While in the area, stop by the Hartman Rock Garden just a few miles away at 1905 Russell Ave. to see some unique rock artwork, including meticulously crafted replicas of the White House, Independence Hall and other well-known national landmarks that were crafted out of small stones by H.G. “Ben” Hartman during the Great Depression (admission is free).

Admission: $12 to $15, includes a 1-hour docent-guided tour; parking: free.

Information: 937-327-9291, westcotthouse.org

Hartman Rock Garden in Springfield. Contributed photo by Alexis Larsen
Wake Nation Cincinnati, the cable wakeboarding complex in Fairfield's Joyce Park. At Wake Nation Cincinnati riders can wakeboard, water ski, kneeboard, and wake skate around a 10-acre lake without a boat. Riders are pulled around the oval lake at speeds of 18-20 miles per hour by a circulating, overhead cable system that runs 35 feet above the water. GREG LYNCH / STAFF


201 Joe Nuxhall Way, Fairfield (Butler County)

Adventure-seekers won’t want to miss Wake Nation, the only cable wake-boarding park in the Midwest.

The 10-acre lake is a great place to learn how to wake board, water ski, knee board and wake skate. All skill levels are welcome.

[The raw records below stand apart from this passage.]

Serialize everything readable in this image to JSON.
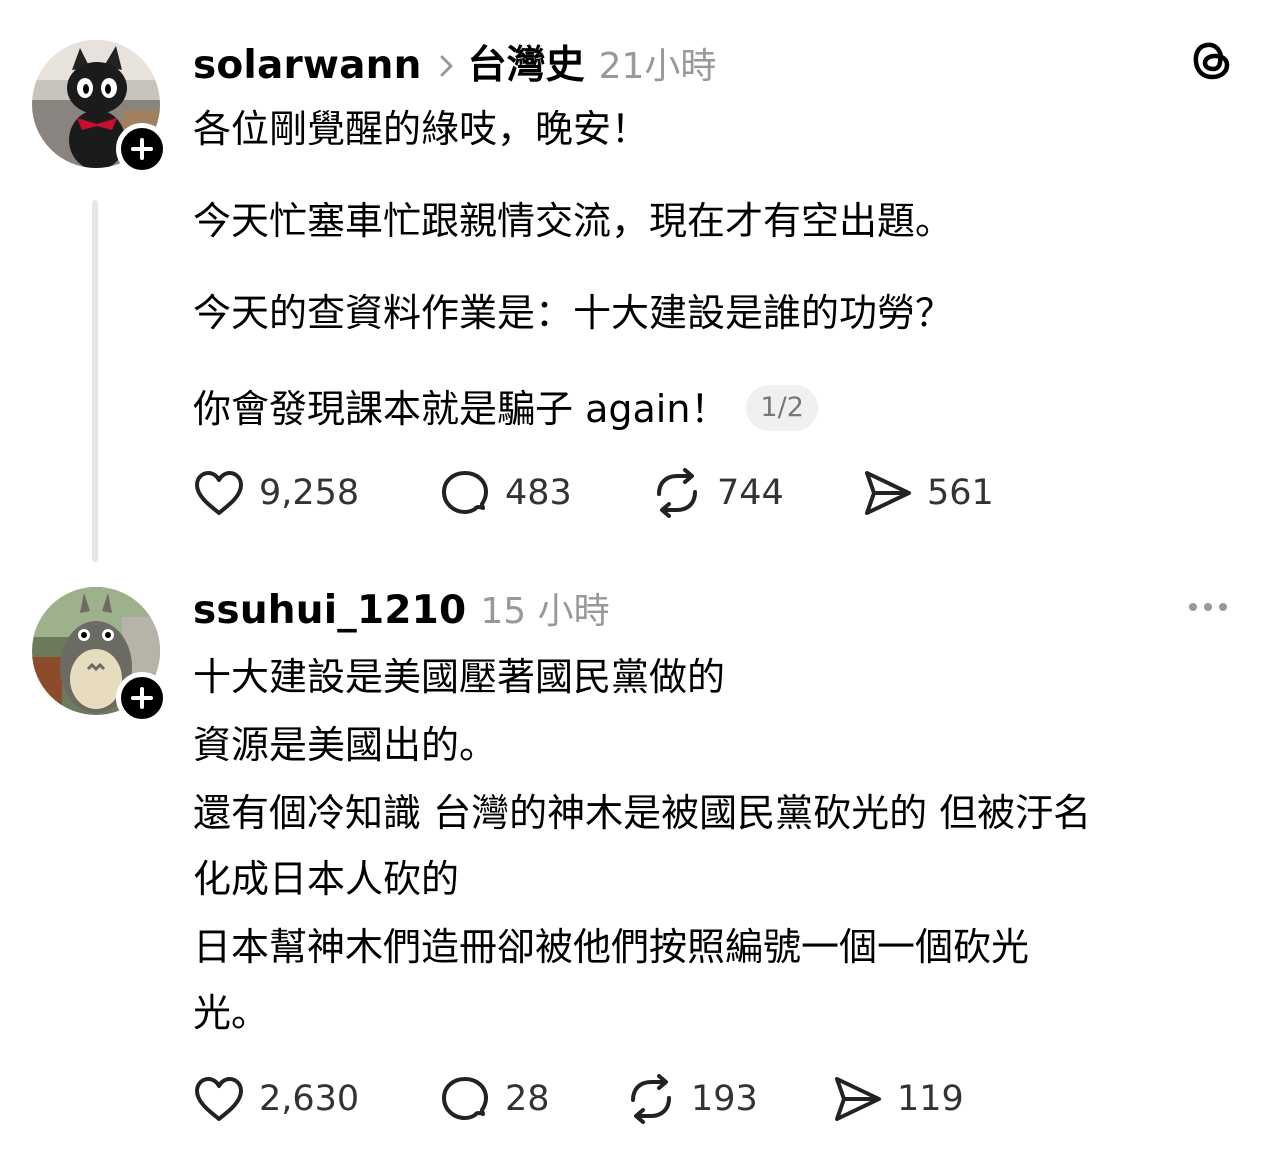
{
  "posts": [
    {
      "username": "solarwann",
      "topic": "台灣史",
      "time": "21小時",
      "paragraphs": [
        "各位剛覺醒的綠吱，晚安！",
        "今天忙塞車忙跟親情交流，現在才有空出題。",
        "今天的查資料作業是：十大建設是誰的功勞？",
        "你會發現課本就是騙子 again！"
      ],
      "page_indicator": "1/2",
      "likes": "9,258",
      "replies": "483",
      "reposts": "744",
      "shares": "561"
    },
    {
      "username": "ssuhui_1210",
      "time": "15 小時",
      "lines": [
        "十大建設是美國壓著國民黨做的",
        "資源是美國出的。",
        "還有個冷知識 台灣的神木是被國民黨砍光的 但被汙名",
        "化成日本人砍的",
        "日本幫神木們造冊卻被他們按照編號一個一個砍光",
        "光。"
      ],
      "likes": "2,630",
      "replies": "28",
      "reposts": "193",
      "shares": "119"
    }
  ],
  "icons": {
    "app_logo": "threads-logo-icon",
    "like": "heart-icon",
    "reply": "comment-icon",
    "repost": "repost-icon",
    "share": "send-icon",
    "more": "more-icon",
    "follow": "plus-icon"
  }
}
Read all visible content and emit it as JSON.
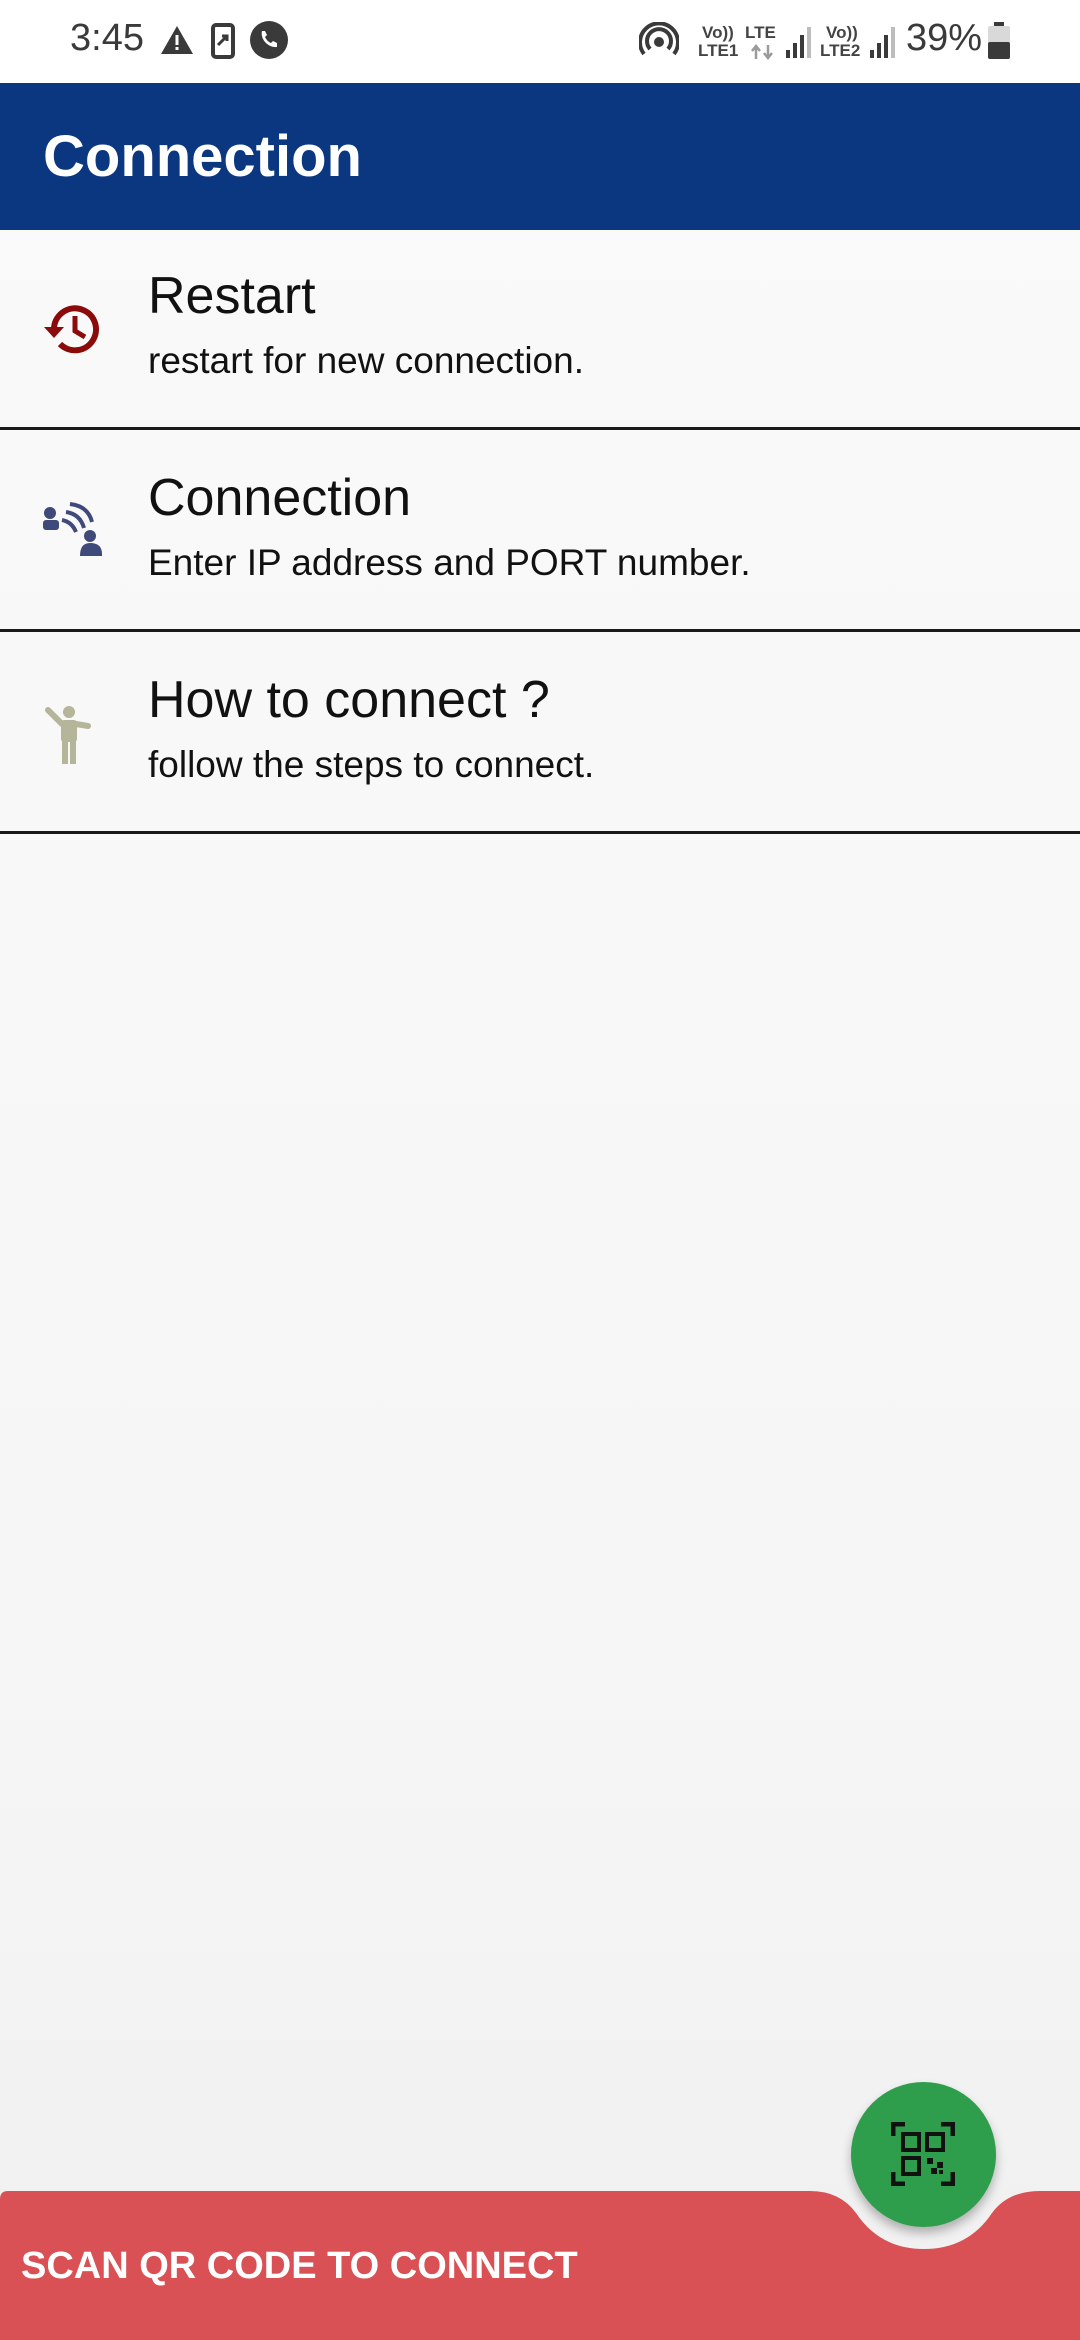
{
  "status_bar": {
    "time": "3:45",
    "net1_top": "Vo))",
    "net1_bottom": "LTE1",
    "net_mid_top": "LTE",
    "net2_top": "Vo))",
    "net2_bottom": "LTE2",
    "battery": "39%",
    "icons": [
      "warning-icon",
      "screen-share-icon",
      "phone-icon",
      "hotspot-icon",
      "signal-icon",
      "signal-icon",
      "battery-icon"
    ]
  },
  "app_bar": {
    "title": "Connection"
  },
  "menu": [
    {
      "title": "Restart",
      "subtitle": "restart for new connection.",
      "icon": "history-icon",
      "icon_color": "#8b0a0a"
    },
    {
      "title": "Connection",
      "subtitle": "Enter IP address and PORT number.",
      "icon": "wireless-people-icon",
      "icon_color": "#3f4a7a"
    },
    {
      "title": "How to connect ?",
      "subtitle": "follow the steps to connect.",
      "icon": "person-waving-icon",
      "icon_color": "#b5b59a"
    }
  ],
  "bottom_bar": {
    "label": "SCAN QR CODE TO CONNECT",
    "color": "#d95154"
  },
  "fab": {
    "icon": "qr-scan-icon",
    "color": "#2e9e4c"
  }
}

For added fun, check out the Aqua Glide water park (part of the Wake Nation complex), which offers trampolines, slides and inflatables.

Admission: wake-boarding passes start at $30, plus equipment rental fees; Aqua Glide passes start at $10; call or visit website for more information; parking: free.

Information: 513-887-9253, www.wakenation.com

>> MORE: Things to do and see while in Cincinnati

The Queen City is calling. Video by Amelia Robinson